Given entries >>
══════

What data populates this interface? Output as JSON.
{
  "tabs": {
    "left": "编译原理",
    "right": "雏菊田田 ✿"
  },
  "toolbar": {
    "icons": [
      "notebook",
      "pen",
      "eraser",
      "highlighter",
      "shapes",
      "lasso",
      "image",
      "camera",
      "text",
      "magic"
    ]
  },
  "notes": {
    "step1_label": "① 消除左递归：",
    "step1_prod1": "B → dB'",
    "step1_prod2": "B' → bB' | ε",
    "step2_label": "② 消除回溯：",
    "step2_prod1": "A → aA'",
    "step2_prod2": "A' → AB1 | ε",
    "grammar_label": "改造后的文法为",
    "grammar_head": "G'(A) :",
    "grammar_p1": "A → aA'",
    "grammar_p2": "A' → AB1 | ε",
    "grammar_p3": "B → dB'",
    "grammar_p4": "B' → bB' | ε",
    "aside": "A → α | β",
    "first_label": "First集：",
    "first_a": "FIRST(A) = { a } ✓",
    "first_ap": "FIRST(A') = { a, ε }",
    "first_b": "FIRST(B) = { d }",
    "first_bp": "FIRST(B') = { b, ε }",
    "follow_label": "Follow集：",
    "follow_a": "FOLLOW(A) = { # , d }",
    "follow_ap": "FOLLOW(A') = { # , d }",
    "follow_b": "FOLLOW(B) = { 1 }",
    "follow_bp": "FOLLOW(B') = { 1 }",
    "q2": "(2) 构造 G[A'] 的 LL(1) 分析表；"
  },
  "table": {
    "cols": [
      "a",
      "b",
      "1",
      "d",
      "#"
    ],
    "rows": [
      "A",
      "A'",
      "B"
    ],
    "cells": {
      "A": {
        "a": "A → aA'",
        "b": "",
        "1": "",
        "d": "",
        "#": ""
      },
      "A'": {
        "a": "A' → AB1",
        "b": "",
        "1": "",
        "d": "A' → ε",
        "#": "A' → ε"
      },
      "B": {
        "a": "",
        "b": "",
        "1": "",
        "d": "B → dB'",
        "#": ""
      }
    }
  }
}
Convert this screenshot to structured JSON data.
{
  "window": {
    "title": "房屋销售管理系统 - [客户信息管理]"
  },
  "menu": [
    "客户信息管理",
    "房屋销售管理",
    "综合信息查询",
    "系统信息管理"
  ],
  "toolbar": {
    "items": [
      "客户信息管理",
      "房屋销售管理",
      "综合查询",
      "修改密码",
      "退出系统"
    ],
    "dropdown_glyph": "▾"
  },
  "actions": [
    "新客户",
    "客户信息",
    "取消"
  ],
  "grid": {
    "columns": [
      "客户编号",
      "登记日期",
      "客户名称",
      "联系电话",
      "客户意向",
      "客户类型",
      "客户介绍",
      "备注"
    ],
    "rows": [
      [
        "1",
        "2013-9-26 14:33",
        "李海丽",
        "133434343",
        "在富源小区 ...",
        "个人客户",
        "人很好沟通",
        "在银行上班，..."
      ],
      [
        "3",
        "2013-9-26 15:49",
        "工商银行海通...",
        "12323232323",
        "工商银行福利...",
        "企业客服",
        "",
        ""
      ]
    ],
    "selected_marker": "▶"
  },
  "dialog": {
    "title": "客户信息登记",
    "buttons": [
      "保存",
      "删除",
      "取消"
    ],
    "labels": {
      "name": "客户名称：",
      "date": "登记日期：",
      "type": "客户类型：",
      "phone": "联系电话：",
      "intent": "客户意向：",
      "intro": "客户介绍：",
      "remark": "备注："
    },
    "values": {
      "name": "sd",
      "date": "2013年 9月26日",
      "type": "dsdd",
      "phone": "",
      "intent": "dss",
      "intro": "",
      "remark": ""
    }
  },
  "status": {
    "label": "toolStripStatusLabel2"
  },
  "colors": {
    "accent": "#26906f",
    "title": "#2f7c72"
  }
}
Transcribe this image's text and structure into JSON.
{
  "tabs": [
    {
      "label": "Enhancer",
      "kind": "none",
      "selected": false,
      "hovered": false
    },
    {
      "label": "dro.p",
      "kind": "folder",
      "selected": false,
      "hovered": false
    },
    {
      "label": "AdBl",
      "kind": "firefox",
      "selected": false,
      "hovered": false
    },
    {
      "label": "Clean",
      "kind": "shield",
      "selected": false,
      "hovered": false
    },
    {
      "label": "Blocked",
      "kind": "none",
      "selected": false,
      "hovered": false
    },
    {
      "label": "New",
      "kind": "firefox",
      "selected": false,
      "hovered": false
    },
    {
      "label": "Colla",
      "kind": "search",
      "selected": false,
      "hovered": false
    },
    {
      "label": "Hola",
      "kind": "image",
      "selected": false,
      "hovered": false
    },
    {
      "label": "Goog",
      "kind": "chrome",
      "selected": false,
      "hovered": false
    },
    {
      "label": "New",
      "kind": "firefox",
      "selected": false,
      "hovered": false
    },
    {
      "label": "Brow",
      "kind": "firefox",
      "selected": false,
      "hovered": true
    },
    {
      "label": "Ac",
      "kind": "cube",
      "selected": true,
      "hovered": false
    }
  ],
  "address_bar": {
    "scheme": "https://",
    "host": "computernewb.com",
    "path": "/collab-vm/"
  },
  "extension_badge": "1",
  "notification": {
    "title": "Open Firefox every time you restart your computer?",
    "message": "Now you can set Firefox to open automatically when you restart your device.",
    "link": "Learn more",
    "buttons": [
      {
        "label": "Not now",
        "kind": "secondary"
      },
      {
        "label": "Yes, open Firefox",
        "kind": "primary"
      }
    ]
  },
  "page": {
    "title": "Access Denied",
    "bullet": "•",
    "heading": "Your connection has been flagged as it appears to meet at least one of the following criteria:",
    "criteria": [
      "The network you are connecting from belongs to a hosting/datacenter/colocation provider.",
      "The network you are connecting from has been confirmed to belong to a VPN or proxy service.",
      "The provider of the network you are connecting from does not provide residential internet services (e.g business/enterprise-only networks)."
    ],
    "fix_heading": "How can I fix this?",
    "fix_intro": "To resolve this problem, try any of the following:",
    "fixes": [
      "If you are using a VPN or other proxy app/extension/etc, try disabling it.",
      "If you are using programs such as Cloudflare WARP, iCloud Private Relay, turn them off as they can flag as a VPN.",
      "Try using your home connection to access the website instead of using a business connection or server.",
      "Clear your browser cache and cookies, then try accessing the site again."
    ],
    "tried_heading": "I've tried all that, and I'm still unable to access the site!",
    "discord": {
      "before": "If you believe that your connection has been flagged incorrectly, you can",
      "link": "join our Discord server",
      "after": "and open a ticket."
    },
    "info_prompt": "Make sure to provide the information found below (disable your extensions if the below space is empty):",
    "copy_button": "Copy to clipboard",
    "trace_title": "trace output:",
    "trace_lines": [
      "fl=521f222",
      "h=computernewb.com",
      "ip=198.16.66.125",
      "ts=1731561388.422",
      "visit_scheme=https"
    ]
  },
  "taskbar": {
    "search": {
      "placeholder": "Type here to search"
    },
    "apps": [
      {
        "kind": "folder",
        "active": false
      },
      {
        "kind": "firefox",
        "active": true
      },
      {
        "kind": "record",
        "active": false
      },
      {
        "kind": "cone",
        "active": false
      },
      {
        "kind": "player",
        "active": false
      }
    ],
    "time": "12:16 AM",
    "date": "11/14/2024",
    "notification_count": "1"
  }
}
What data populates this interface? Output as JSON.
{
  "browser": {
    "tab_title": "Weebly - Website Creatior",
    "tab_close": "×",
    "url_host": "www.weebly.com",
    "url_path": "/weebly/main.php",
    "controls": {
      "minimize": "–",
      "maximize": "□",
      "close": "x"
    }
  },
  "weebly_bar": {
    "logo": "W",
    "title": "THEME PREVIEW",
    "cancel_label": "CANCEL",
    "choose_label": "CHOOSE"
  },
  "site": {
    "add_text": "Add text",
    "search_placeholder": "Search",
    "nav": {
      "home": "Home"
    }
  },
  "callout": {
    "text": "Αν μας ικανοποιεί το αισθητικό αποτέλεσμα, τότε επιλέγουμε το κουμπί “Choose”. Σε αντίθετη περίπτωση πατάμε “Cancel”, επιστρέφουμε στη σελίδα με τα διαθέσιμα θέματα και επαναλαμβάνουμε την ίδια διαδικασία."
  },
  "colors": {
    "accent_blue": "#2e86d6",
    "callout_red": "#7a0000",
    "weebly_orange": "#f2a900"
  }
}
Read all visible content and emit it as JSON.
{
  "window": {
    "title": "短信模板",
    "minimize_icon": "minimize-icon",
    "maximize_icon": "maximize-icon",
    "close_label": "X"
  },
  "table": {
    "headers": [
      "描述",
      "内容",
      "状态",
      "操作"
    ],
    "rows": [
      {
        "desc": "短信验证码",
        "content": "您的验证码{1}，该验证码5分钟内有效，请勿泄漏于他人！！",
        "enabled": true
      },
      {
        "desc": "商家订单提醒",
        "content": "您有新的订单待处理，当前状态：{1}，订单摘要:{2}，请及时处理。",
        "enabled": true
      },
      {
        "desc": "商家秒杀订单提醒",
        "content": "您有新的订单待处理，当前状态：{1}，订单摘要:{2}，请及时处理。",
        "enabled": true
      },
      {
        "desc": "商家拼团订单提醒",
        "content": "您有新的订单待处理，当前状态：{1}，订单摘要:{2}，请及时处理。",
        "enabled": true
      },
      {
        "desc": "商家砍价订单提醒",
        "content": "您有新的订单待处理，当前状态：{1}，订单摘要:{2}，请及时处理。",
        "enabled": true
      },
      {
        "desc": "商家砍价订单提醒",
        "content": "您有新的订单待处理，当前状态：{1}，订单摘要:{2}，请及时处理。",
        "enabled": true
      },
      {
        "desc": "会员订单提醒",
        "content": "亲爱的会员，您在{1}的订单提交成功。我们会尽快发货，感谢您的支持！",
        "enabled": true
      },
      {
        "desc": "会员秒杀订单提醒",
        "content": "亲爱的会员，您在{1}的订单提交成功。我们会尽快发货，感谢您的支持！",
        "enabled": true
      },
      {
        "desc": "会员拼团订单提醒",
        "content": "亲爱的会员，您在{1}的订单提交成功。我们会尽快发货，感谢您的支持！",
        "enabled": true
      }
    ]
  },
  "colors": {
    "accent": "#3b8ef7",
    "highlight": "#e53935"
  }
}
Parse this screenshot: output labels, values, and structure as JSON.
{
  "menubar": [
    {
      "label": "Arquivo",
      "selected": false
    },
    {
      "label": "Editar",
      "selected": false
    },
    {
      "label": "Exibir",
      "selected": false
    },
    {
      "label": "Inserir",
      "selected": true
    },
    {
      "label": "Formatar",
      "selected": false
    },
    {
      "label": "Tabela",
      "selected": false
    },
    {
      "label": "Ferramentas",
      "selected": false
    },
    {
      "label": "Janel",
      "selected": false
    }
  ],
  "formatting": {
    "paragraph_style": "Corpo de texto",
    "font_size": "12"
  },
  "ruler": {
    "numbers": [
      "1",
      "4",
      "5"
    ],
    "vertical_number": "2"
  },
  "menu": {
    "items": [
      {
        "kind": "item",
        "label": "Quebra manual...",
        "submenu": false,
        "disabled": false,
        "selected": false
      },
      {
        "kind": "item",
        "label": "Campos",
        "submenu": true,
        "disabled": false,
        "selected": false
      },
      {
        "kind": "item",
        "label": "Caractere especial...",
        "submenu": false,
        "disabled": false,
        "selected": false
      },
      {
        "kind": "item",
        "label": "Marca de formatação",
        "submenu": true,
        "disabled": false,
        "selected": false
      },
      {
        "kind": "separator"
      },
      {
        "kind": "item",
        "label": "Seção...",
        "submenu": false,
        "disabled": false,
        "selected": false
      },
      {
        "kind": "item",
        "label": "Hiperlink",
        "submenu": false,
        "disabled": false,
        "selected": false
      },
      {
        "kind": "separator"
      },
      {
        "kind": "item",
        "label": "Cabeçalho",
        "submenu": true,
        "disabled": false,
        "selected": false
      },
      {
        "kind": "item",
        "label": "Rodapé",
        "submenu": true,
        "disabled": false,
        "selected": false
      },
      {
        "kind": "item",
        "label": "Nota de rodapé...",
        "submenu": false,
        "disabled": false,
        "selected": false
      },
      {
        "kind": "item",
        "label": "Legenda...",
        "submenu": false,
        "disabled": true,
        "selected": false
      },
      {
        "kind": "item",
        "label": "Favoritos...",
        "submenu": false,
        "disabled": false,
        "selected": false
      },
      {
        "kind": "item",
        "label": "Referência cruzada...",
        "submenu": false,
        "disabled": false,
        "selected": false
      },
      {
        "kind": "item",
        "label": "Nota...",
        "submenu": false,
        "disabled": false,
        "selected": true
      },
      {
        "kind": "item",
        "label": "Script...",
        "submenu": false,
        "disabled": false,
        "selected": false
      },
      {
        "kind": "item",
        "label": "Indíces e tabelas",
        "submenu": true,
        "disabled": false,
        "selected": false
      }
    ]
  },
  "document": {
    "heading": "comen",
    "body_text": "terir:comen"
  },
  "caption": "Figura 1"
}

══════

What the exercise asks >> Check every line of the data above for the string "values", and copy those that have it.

Result >>
    "values": {
Parse this screenshot: output labels, values, and structure as JSON.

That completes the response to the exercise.